HOW TO COMPLETE THIS TASK: Say how many lines in the data hold "username". Nothing else belongs in the answer.

━━━━

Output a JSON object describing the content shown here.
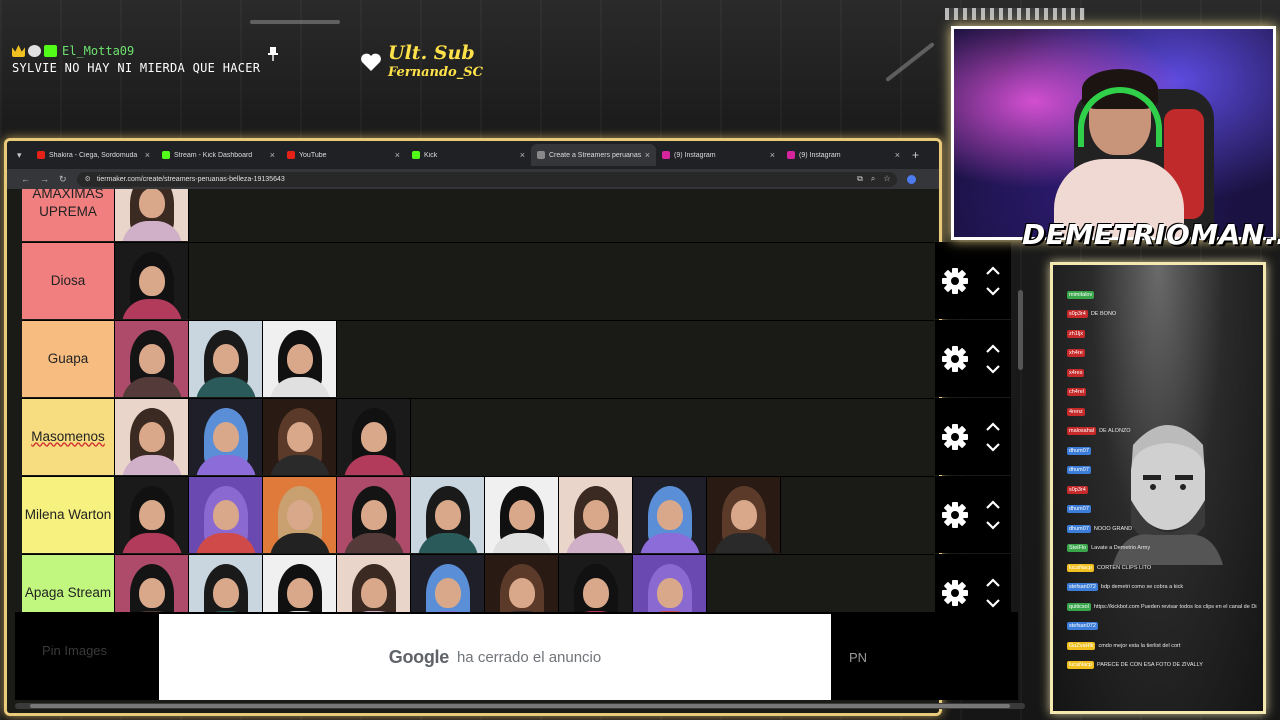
{
  "overlay": {
    "chat_user": "El_Motta09",
    "chat_message": "SYLVIE NO HAY NI MIERDA QUE HACER",
    "last_sub_title": "Ult. Sub",
    "last_sub_name": "Fernando_SC",
    "streamer_name": "DEMETRIOMAN..."
  },
  "browser": {
    "tabs": [
      {
        "label": "Shakira - Ciega, Sordomuda",
        "color": "#e62117",
        "active": false
      },
      {
        "label": "Stream - Kick Dashboard",
        "color": "#53fc18",
        "active": false
      },
      {
        "label": "YouTube",
        "color": "#e62117",
        "active": false
      },
      {
        "label": "Kick",
        "color": "#53fc18",
        "active": false
      },
      {
        "label": "Create a Streamers peruanas b...",
        "color": "#888888",
        "active": true
      },
      {
        "label": "(9) Instagram",
        "color": "#d6249f",
        "active": false
      },
      {
        "label": "(9) Instagram",
        "color": "#d6249f",
        "active": false
      }
    ],
    "url": "tiermaker.com/create/streamers-peruanas-belleza-19135643"
  },
  "tiers": [
    {
      "label": "AMAXIMAS UPREMA",
      "color": "#f27f7f",
      "count": 1
    },
    {
      "label": "Diosa",
      "color": "#f27f7f",
      "count": 1
    },
    {
      "label": "Guapa",
      "color": "#f7bd80",
      "count": 3
    },
    {
      "label": "Masomenos",
      "color": "#f7dc80",
      "count": 4
    },
    {
      "label": "Milena Warton",
      "color": "#f7f280",
      "count": 9
    },
    {
      "label": "Apaga Stream",
      "color": "#c2f77f",
      "count": 8
    }
  ],
  "ad": {
    "pin_images": "Pin Images",
    "google": "Google",
    "closed_text": "ha cerrado el anuncio",
    "pn": "PN"
  },
  "chat": [
    {
      "name": "mimitalov",
      "color": "#3aa64b",
      "msg": ""
    },
    {
      "name": "s0p3r4",
      "color": "#c62a2a",
      "msg": "DE BONO"
    },
    {
      "name": "zh1ljx",
      "color": "#c62a2a",
      "msg": ""
    },
    {
      "name": "xh4re",
      "color": "#c62a2a",
      "msg": ""
    },
    {
      "name": "x4res",
      "color": "#c62a2a",
      "msg": ""
    },
    {
      "name": "ch4rel",
      "color": "#c62a2a",
      "msg": ""
    },
    {
      "name": "4renz",
      "color": "#c62a2a",
      "msg": ""
    },
    {
      "name": "malosahal",
      "color": "#c62a2a",
      "msg": "DE ALONZO"
    },
    {
      "name": "dhum07",
      "color": "#3b7dd8",
      "msg": ""
    },
    {
      "name": "dhum07",
      "color": "#3b7dd8",
      "msg": ""
    },
    {
      "name": "s0p3r4",
      "color": "#c62a2a",
      "msg": ""
    },
    {
      "name": "dhum07",
      "color": "#3b7dd8",
      "msg": ""
    },
    {
      "name": "dhum07",
      "color": "#3b7dd8",
      "msg": "NOOO GRAND"
    },
    {
      "name": "StelFlo",
      "color": "#3aa64b",
      "msg": "Lavate a Demetrio Army"
    },
    {
      "name": "lucaNacp",
      "color": "#f0c020",
      "msg": "CORTEN CLIPS LITO"
    },
    {
      "name": "stefsan072",
      "color": "#3b7dd8",
      "msg": "bdp demetri como se cobra a kick"
    },
    {
      "name": "quiticsol",
      "color": "#3aa64b",
      "msg": "https://kickbot.com Pueden revisar todos los clips en el canal de Discord \"Clips\""
    },
    {
      "name": "stefsan072",
      "color": "#3b7dd8",
      "msg": ""
    },
    {
      "name": "GuZvaHlk",
      "color": "#f0c020",
      "msg": "cmdo mejor esta la tierlist del cort"
    },
    {
      "name": "lucaNacp",
      "color": "#f0c020",
      "msg": "PARECE DE CON ESA FOTO DE ZIVALLY"
    }
  ]
}
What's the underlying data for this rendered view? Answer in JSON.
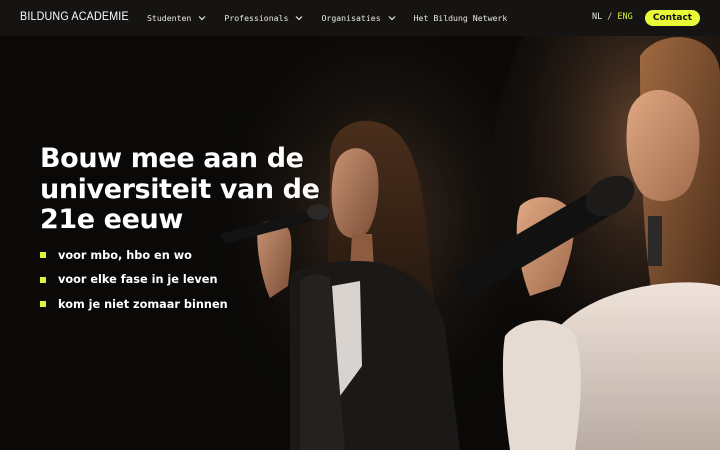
{
  "header": {
    "logo": "BILDUNG ACADEMIE",
    "menu": [
      {
        "label": "Studenten",
        "has_dropdown": true
      },
      {
        "label": "Professionals",
        "has_dropdown": true
      },
      {
        "label": "Organisaties",
        "has_dropdown": true
      },
      {
        "label": "Het Bildung Netwerk",
        "has_dropdown": false
      }
    ],
    "lang": {
      "nl": "NL",
      "separator": "/",
      "eng": "ENG",
      "active": "ENG"
    },
    "contact_label": "Contact"
  },
  "hero": {
    "headline": "Bouw mee aan de universiteit van de 21e eeuw",
    "bullets": [
      "voor mbo, hbo en wo",
      "voor elke fase in je leven",
      "kom je niet zomaar binnen"
    ]
  },
  "colors": {
    "accent": "#e8fb36",
    "nav_bg": "#151413",
    "page_bg": "#0a0908",
    "text": "#ffffff"
  },
  "icons": {
    "dropdown": "chevron-down-icon",
    "bullet": "square-bullet-icon"
  }
}
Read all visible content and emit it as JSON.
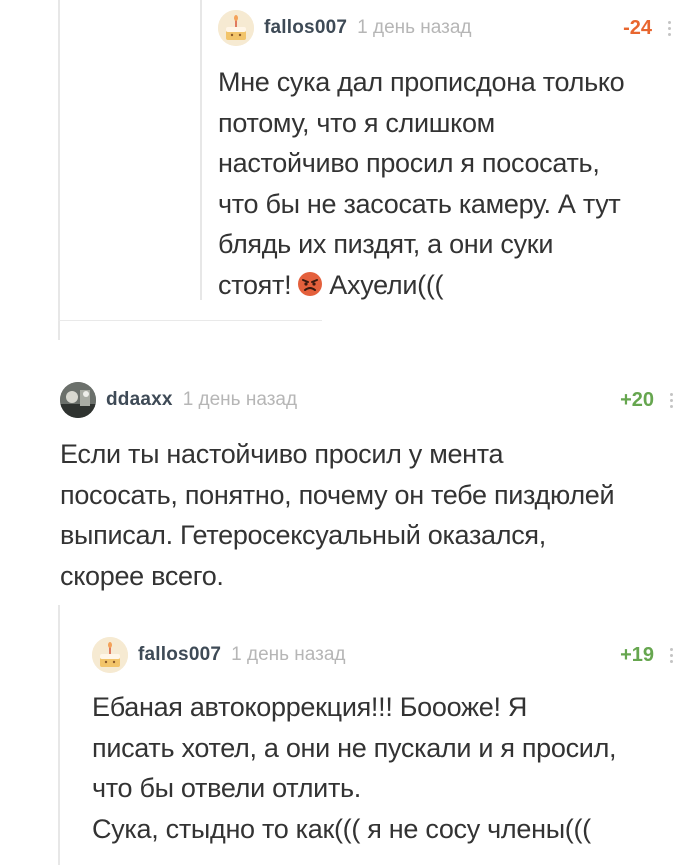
{
  "comments": [
    {
      "username": "fallos007",
      "time": "1 день назад",
      "rating": "-24",
      "text_before_emoji": "Мне сука дал прописдона только\nпотому, что я слишком\nнастойчиво просил я пососать,\nчто бы не засосать камеру. А тут\nблядь их пиздят, а они суки\nстоят!",
      "text_after_emoji": "Ахуели(((",
      "avatar_icon": "cake-avatar-icon",
      "emoji_icon": "angry-face-emoji-icon"
    },
    {
      "username": "ddaaxx",
      "time": "1 день назад",
      "rating": "+20",
      "text": "Если ты настойчиво просил у мента\nпососать, понятно, почему он тебе пиздюлей\nвыписал. Гетеросексуальный оказался,\nскорее всего.",
      "avatar_icon": "photo-avatar-icon"
    },
    {
      "username": "fallos007",
      "time": "1 день назад",
      "rating": "+19",
      "text": "Ебаная автокоррекция!!! Боооже! Я\nписать хотел, а они не пускали и я просил,\nчто бы отвели отлить.\nСука, стыдно то как((( я не сосу члены(((",
      "avatar_icon": "cake-avatar-icon"
    }
  ],
  "colors": {
    "negative_rating": "#e8662f",
    "positive_rating": "#66a64f",
    "username": "#3e4a56",
    "timestamp": "#b6b6b6",
    "thread_line": "#e7e7e7"
  }
}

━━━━

ANSWER FOR THIS EXERCISE: 4